I have no problems seeing the benefit of the mail slot entry. And I have no problems seeing the beneft of entering the water relatively close to the head.
But I am not so sure about the spearing angle. I'd like to beleive the benefits. But when I see Shinje in his 'famous' demo-video he shows an almost flat spearing angle with his left arm. Still he is extremely efficient.

Why does it work for him with a flat spearing angle then ?
Haschu, if I understand you, you're referring to the early video where Shinji himself admits that he spears differently with each arm, his left arm spearing less deeply than the right.

Perhaps one can get propulsion from steep spearing even if one spears to a very shallow point; that is, if one flattens the spearing arm as soon as the fingertips pierce the water. Does Shinji travel as far on his left spear as on his right? I would doubt it, given my own suggestion about how speep-then-shallow spearing aids propulsion, but am prepared to be corrected.
Reply With Quote
  #80  
Old 01-30-2011
Lawrence Lawrence is offline
Banned
 
Join Date: Jan 2010
Location: London, UK
Posts: 804
Lawrence
Default

To pick up on points made by haschu and fjconti72, and others, I agree that minimising drag is an important part of correct spearing technique. Flattening the spearing arm after it enters the water at a steep angle would appear to minimise drag.

Further, as I think fjconti72 has pointed out, minimising drag this way means the body is in the most streamlined shape possible at the very point where the maximum accelerating force is applied (i.e. at the point a foot flicks, the torso twists and the catch is executed).

All this leaves the question why entering the water at a steep angle is better than entering the water flatter (we all seem to agree that it is better, barring perhaps haschu who seems sceptical, if I undertand him correctly). I don't think the answer lies in being able to achieve a cleaner entry, since it should be possible to slice into the water cleanly at any angle, with practice.

More significantly, in my view, a steeper angle appears to correspond to a larger weight shift as one moves from skating on one track to skating on the other.
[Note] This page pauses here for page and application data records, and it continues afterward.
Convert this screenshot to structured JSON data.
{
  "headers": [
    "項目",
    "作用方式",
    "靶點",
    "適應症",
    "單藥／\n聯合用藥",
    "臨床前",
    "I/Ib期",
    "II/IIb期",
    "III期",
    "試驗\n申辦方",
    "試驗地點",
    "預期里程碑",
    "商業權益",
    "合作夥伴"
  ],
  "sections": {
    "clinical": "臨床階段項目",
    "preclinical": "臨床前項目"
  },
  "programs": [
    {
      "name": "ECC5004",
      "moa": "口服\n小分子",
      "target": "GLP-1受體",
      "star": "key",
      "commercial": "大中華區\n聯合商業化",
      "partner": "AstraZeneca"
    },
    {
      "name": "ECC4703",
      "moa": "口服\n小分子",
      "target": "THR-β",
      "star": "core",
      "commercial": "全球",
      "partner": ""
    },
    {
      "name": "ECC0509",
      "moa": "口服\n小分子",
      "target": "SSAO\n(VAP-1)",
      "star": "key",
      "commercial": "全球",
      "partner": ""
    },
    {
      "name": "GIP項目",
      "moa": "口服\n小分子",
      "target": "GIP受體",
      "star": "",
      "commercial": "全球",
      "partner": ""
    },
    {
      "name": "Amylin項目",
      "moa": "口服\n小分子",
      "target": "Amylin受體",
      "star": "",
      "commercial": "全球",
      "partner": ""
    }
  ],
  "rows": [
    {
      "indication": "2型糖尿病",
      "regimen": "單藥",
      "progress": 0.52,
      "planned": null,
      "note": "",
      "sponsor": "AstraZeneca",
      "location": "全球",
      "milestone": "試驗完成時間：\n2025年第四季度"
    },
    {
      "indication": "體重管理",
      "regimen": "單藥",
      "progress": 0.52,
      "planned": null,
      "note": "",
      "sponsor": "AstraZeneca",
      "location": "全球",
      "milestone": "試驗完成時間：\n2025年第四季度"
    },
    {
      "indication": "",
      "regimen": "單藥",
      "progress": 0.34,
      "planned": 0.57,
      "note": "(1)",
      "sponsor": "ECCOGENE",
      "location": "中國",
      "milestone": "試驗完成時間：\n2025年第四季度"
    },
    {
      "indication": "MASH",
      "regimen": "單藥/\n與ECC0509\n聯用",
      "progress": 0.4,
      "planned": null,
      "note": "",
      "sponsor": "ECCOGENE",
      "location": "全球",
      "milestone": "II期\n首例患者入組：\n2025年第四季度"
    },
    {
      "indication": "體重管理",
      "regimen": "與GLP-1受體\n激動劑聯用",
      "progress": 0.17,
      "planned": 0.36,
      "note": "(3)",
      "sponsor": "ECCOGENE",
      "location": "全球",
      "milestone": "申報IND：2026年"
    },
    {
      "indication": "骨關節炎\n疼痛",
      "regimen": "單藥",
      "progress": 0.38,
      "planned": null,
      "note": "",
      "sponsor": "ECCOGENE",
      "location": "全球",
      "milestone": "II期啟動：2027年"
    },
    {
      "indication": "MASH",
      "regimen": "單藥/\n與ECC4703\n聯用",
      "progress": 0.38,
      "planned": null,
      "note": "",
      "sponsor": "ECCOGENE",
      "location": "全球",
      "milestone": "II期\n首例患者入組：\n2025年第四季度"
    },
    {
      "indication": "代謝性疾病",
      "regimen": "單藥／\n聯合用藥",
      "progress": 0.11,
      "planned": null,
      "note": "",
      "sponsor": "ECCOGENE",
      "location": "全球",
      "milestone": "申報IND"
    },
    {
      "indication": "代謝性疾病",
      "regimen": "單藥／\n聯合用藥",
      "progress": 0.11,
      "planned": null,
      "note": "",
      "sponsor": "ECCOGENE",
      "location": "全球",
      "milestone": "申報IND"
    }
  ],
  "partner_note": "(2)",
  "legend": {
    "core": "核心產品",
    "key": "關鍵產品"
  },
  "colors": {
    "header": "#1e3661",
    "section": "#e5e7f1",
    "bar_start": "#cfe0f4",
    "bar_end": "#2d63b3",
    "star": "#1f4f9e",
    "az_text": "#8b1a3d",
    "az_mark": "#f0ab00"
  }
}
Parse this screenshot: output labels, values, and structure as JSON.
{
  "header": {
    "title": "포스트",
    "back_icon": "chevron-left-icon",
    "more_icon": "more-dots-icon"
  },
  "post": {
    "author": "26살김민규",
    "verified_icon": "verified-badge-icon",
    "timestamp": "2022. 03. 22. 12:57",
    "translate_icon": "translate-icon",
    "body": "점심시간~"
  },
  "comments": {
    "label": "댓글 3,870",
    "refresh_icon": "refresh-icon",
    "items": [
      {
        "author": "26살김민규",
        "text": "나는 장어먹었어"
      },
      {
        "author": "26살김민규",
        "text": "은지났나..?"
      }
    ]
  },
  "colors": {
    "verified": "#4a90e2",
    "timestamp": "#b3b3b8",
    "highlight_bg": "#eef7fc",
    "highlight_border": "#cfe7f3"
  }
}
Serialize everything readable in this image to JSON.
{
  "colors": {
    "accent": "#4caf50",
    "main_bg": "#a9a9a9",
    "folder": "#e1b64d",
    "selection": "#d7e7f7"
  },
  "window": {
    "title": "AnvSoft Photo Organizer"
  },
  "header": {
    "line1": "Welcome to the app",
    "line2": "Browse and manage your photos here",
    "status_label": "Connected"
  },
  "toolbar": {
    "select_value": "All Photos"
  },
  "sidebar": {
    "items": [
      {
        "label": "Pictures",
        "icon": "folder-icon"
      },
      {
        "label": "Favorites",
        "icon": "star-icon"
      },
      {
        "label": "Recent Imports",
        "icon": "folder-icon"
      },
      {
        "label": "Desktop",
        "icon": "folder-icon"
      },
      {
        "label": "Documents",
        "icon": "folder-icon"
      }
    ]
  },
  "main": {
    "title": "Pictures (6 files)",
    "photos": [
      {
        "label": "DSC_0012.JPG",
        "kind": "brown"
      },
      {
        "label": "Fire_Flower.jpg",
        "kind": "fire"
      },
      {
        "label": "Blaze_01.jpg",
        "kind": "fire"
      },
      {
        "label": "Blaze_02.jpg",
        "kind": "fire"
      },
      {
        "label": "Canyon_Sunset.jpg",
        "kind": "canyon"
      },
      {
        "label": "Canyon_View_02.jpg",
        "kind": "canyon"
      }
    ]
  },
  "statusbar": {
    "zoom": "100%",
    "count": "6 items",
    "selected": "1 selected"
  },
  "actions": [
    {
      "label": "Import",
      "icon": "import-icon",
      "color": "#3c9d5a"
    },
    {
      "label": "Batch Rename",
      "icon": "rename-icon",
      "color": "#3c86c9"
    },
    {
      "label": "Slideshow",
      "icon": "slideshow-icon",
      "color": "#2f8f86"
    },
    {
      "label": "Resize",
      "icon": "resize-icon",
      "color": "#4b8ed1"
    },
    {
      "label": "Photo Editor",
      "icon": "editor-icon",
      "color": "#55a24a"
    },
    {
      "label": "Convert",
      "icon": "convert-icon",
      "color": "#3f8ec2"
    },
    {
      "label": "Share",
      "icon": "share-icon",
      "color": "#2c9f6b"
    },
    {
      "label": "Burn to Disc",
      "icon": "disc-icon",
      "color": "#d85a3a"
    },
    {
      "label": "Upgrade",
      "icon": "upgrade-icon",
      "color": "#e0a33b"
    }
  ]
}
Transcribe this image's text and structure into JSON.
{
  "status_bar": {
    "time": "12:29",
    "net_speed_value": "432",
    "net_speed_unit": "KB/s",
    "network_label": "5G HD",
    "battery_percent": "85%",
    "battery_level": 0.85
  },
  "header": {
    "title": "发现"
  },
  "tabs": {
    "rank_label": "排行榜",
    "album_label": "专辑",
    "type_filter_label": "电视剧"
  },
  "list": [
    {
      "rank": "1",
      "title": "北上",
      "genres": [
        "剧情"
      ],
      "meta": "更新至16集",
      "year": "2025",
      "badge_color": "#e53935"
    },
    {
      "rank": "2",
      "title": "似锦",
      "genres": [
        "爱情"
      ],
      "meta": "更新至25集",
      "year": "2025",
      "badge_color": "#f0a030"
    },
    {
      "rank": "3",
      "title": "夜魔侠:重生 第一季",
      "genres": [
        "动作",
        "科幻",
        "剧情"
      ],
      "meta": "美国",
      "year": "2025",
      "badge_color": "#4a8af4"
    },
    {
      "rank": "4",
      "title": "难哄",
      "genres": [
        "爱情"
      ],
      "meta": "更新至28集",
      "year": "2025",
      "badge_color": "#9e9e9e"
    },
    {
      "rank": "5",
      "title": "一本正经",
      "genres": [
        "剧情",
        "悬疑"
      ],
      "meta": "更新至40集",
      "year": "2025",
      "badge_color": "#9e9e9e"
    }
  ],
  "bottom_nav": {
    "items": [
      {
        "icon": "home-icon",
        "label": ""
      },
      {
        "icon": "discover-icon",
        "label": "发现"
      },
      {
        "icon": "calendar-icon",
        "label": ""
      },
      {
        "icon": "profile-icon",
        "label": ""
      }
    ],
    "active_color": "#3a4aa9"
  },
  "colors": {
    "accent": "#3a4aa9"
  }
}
This is because, at the very least, a steeper entry angle means spearing from a higher point (the recovering elbow moves through a greater vertical drop), so there is more potential energy to recruit, with the aid of gravity, for propulsion. Possibly in addition, a steeper entry angle brings with it a higher shoulder on the recovering arm side, so that there is also more body roll to aid propulsion (this element may depend on the individual). If that's right, then the question is how the increased available weight shift helps propulsion. Here it is important, if we are to avoid confusion, to remember that gravity pulls the swimmer vertically down, and so cannot by itself pull the swimmer forwards. So however weight shift helps, it isn't by dragging the swimmer forwards all by itself.

My own suggestion in earlier posts is that weight shift translates into forward force because dragging a diagonal rod (the lead arm) vertically down causes the water to push back, and this pushing back can be resolved into components one of which points forwards.

I haven't been able to discern an alternative suggestion in the posts above for how weight shift produces forward push. The only other thing I can think of is that, if spearing more steeply means recruiting more weight shift, then a steeper entry angle gives the flicking foot more purchase on the water that it, itself, pushes backwards.

And for the sake of heading off further blind alleys, you'll notice nothing I have said attempts to elevate propulsive forces above streamlining or balance. The ranking of these items is a separate issue.

Apologies to anyone who finds all this needlessly fussy and academic. I find it fascinating. Picking one's way through a difficult analysis is one of life's more fulfilling pursuits, in my experience.

Last edited by Lawrence : 01-30-2011 at 04:16 PM.
Reply With Quote
Reply


Thread Tools
Display Modes

Posting Rules
You may not post new threads
You may not post replies
You may not post attachments
You may not edit your posts

vB code is On
Smilies are Off
[IMG] code is On
HTML code is Off
Forum Jump


All times are GMT. The time now is 01:11 AM.


Powered by vBulletin®
Copyright ©2000 - 2021, Jelsoft Enterprises Ltd.